“Well, there’s something to be said for that,” said Mary; and they passed the gate, and walked slowly round the Fields again, discussing difficulties which, as a matter of fact, were more or less chronic in the Denham family, and only now brought forward to appease Mary’s sympathy, which, however, soothed Ralph more than he was aware of. She made him at least dwell upon problems which were real in the sense that they were capable of solution; and the true cause of his melancholy, which was not susceptible to such treatment, sank rather more deeply into the shades of his mind.

Mary was attentive; she was helpful. Ralph could not help feeling grateful to her, the more so, perhaps, because he had not told her the truth about his state; and when they reached the gate again he wished to make some affectionate objection to her leaving him. But his affection took the rather uncouth form of expostulating with her about her work.

“What d’you want to sit on a committee for?” he asked. “It’s waste of your time, Mary.”

“I agree with you that a country walk would benefit the world more,” she said. “Look here,” she added suddenly, “why don’t you come to us at Christmas? It’s almost the best time of year.”

“Come to you at Disham?” Ralph repeated.

“Yes. We won’t interfere with you. But you can tell me later,” she said, rather hastily, and then started off in the direction of Russell Square. She had invited him on the impulse of the moment, as a vision of the country came before her; and now she was annoyed with herself for having done so, and then she was annoyed at being annoyed.

“If I can’t face a walk in a field alone with Ralph,” she reasoned, “I’d better buy a cat and live in a lodging at Ealing, like Sally Seal—and he won’t come. Or did he mean that he WOULD come?”

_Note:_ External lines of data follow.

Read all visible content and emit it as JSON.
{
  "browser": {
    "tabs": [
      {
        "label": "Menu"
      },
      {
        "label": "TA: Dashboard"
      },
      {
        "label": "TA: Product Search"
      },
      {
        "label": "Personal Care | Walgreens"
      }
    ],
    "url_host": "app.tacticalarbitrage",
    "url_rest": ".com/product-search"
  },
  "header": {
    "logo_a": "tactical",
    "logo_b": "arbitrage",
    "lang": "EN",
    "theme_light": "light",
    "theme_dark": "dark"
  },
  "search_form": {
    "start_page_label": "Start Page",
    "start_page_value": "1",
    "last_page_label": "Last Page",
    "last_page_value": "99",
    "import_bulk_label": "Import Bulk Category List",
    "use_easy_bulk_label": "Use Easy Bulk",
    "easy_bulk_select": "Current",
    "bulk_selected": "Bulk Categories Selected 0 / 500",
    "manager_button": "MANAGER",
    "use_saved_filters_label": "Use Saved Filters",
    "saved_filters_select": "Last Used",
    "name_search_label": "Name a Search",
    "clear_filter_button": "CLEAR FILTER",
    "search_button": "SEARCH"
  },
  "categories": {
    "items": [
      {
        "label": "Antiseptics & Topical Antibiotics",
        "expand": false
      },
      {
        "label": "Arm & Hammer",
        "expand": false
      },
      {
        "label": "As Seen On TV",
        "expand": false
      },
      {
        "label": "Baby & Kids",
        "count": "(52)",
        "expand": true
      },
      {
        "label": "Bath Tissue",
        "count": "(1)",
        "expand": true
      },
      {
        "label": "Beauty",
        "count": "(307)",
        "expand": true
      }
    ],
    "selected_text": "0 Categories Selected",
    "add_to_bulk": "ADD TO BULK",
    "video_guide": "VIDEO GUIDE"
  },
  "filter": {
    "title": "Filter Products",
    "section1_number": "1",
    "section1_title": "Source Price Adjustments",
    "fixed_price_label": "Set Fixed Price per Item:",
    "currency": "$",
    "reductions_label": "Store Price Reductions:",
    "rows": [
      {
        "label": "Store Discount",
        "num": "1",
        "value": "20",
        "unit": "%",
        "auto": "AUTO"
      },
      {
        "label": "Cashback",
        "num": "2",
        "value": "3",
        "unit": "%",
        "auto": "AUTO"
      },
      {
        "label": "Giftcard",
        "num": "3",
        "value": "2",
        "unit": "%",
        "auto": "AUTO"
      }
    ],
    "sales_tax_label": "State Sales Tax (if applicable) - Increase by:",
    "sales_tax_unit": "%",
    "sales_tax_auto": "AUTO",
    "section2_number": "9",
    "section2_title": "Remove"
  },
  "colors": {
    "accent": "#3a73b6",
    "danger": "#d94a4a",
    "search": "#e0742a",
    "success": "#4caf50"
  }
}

She shook her head. She really did not know what he had meant. She never felt quite certain; but now she was more than usually baffled. Was he concealing something from her? His manner had been odd; his deep absorption had impressed her; there was something in him that she had not fathomed, and the mystery of his nature laid more of a spell upon her than she liked. Moreover, she could not prevent herself from doing now what she had often blamed others of her sex for doing—from endowing her friend with a kind of heavenly fire, and passing her life before it for his sanction.

Under this process, the committee rather dwindled in importance; the Suffrage shrank; she vowed she would work harder at the Italian language; she thought she would take up the study of birds. But this program for a perfect life threatened to become so absurd that she very soon caught herself out in the evil habit, and was rehearsing her speech to the committee by the time the chestnut-colored bricks of Russell Square came in sight. Indeed, she never noticed them. She ran upstairs as usual, and was completely awakened to reality by the sight of Mrs. Seal, on the landing outside the office, inducing a very large dog to drink water out of a tumbler.

“Miss Markham has already arrived,” Mrs. Seal remarked, with due solemnity, “and this is her dog.”

“A very fine dog, too,” said Mary, patting him on the head.

“Yes. A magnificent fellow,” Mrs. Seal agreed. “A kind of St. Bernard, she tells me—so like Kit to have a St. Bernard. And you guard your mistress well, don’t you, Sailor? You see that wicked men don’t break into her larder when she’s out at HER work—helping poor souls who have lost their way.... But we’re late—we must begin!” and scattering the rest of the water indiscriminately over the floor, she hurried Mary into the committee-room.